Implement loss prevention measures such as installing security systems, fire alarms, and sprinkler systems to reduce the risk of theft, vandalism, and fire damage.

Conduct regular maintenance inspections of your property to identify and address potential hazards such as faulty wiring, leaky pipes, or structural weaknesses before they escalate into costly problems.

By taking proactive steps to mitigate risks, you can not only reduce the likelihood of filing a claim but also potentially lower your insurance premiums through risk reduction incentives offered by insurers.

5. Consider Additional Coverage Options

In addition to standard property insurance policies, consider exploring supplemental coverage options to enhance your protection against specific risks or scenarios not covered by your primary policy. Examples of additional coverage options include:

  • Flood Insurance: Provides coverage for damage caused by flooding, which is typically excluded from standard property insurance policies.
  • Earthquake Insurance: Offers protection against damage caused by earthquakes, which may not be covered under standard policies in earthquake-prone areas.
  • Umbrella Liability Insurance: Provides additional liability coverage beyond the limits of your primary policy, offering increased protection against costly lawsuits and legal expenses.

Evaluate your risk exposure and financial circumstances to determine whether additional coverage options are warranted, and work with your insurance provider to customize a policy that meets your specific needs.

6. Maintain Accurate Records and Documentation

In the event of a loss or damage to your property, thorough record-keeping and documentation are essential for expediting the claims process and ensuring that you receive fair compensation from your insurance provider.

Keep detailed records of your property inventory, including descriptions, photographs, and appraisals of valuable items, as well as receipts and documentation of purchase prices or appraised values.

Maintain copies of your insurance policy, contact information for your insurer, and any relevant correspondence or documentation related to your coverage.

By keeping organized records and documentation, you can streamline the claims process and avoid potential disputes or delays with your insurer.

7. Shop Around and Compare Quotes

When purchasing property insurance, don’t settle for the first policy you find.
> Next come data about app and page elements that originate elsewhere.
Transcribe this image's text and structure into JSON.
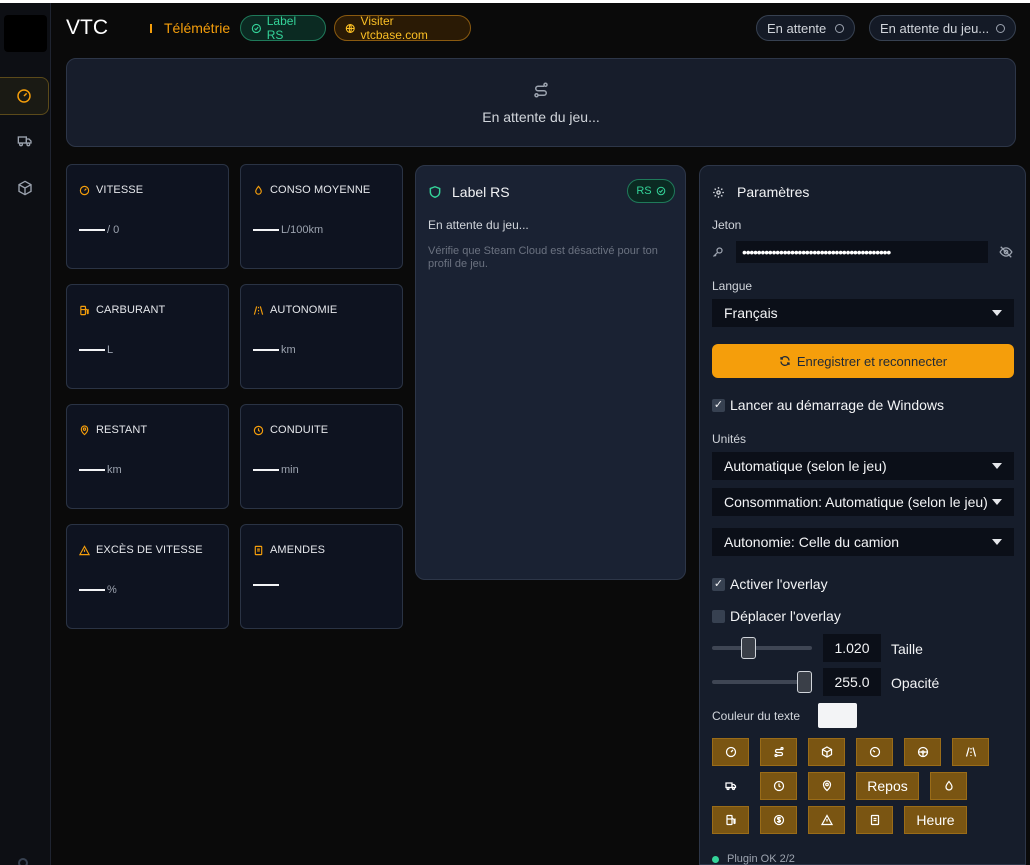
{
  "app": {
    "title": "VTC",
    "section": "Télémétrie",
    "label_pill": "Label RS",
    "visit_pill": "Visiter vtcbase.com",
    "status1": "En attente",
    "status2": "En attente du jeu..."
  },
  "sidebar": {
    "items": [
      {
        "icon": "gauge-icon",
        "active": true
      },
      {
        "icon": "truck-icon",
        "active": false
      },
      {
        "icon": "package-icon",
        "active": false
      }
    ]
  },
  "banner": {
    "text": "En attente du jeu..."
  },
  "stats": [
    {
      "label": "VITESSE",
      "value": "/ 0",
      "icon": "speedometer-icon"
    },
    {
      "label": "CONSO MOYENNE",
      "value": "L/100km",
      "icon": "droplet-icon"
    },
    {
      "label": "CARBURANT",
      "value": "L",
      "icon": "fuel-icon"
    },
    {
      "label": "AUTONOMIE",
      "value": "km",
      "icon": "road-icon"
    },
    {
      "label": "RESTANT",
      "value": "km",
      "icon": "map-pin-icon"
    },
    {
      "label": "CONDUITE",
      "value": "min",
      "icon": "clock-icon"
    },
    {
      "label": "EXCÈS DE VITESSE",
      "value": "%",
      "icon": "warning-icon"
    },
    {
      "label": "AMENDES",
      "value": "",
      "icon": "receipt-icon"
    }
  ],
  "label_rs": {
    "title": "Label RS",
    "badge": "RS",
    "status": "En attente du jeu...",
    "hint": "Vérifie que Steam Cloud est désactivé pour ton profil de jeu."
  },
  "settings": {
    "title": "Paramètres",
    "token_label": "Jeton",
    "token_value": "••••••••••••••••••••••••••••••••••••••••",
    "language_label": "Langue",
    "language": "Français",
    "save_button": "Enregistrer et reconnecter",
    "autostart": "Lancer au démarrage de Windows",
    "autostart_checked": true,
    "units_label": "Unités",
    "units": "Automatique (selon le jeu)",
    "consumption": "Consommation: Automatique (selon le jeu)",
    "autonomy": "Autonomie: Celle du camion",
    "overlay_enable": "Activer l'overlay",
    "overlay_enable_checked": true,
    "overlay_move": "Déplacer l'overlay",
    "overlay_move_checked": false,
    "size_value": "1.020",
    "size_label": "Taille",
    "size_level": 0.34,
    "opacity_value": "255.0",
    "opacity_label": "Opacité",
    "opacity_level": 1.0,
    "text_color_label": "Couleur du texte",
    "text_color": "#f3f4f6",
    "toggles_row1": [
      "speedometer-icon",
      "route-icon",
      "package-icon",
      "gauge-icon",
      "steering-icon",
      "road-icon"
    ],
    "toggles_row2_rest_label": "Repos",
    "toggles_row3_time_label": "Heure",
    "plugin_status": "Plugin OK 2/2"
  },
  "colors": {
    "accent": "#f59e0b",
    "success": "#34d399",
    "panel": "#161d2b"
  }
}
Take the time to shop around and compare quotes from multiple insurers to ensure that you’re getting the best coverage at the most competitive price.

Consider factors such as coverage limits, deductibles, exclusions, and customer service reputation when evaluating insurance providers.

Additionally, explore discounts and incentives offered by insurers for bundling multiple policies, maintaining a claims-free record, or implementing loss prevention measures.

By conducting thorough research and comparison shopping, you can secure the right coverage at the best possible value, maximizing your protection and minimizing your premiums.

In conclusion, property insurance is a critical tool for managing risk and protecting your investment against unforeseen events and losses.

By understanding your coverage needs, choosing the right type of insurance, reviewing and updating your policy regularly, implementing loss prevention measures, considering additional coverage options, maintaining accurate records and documentation, and shopping around for the best coverage and value, you can effectively manage risk with property insurance and safeguard your property and assets for the future.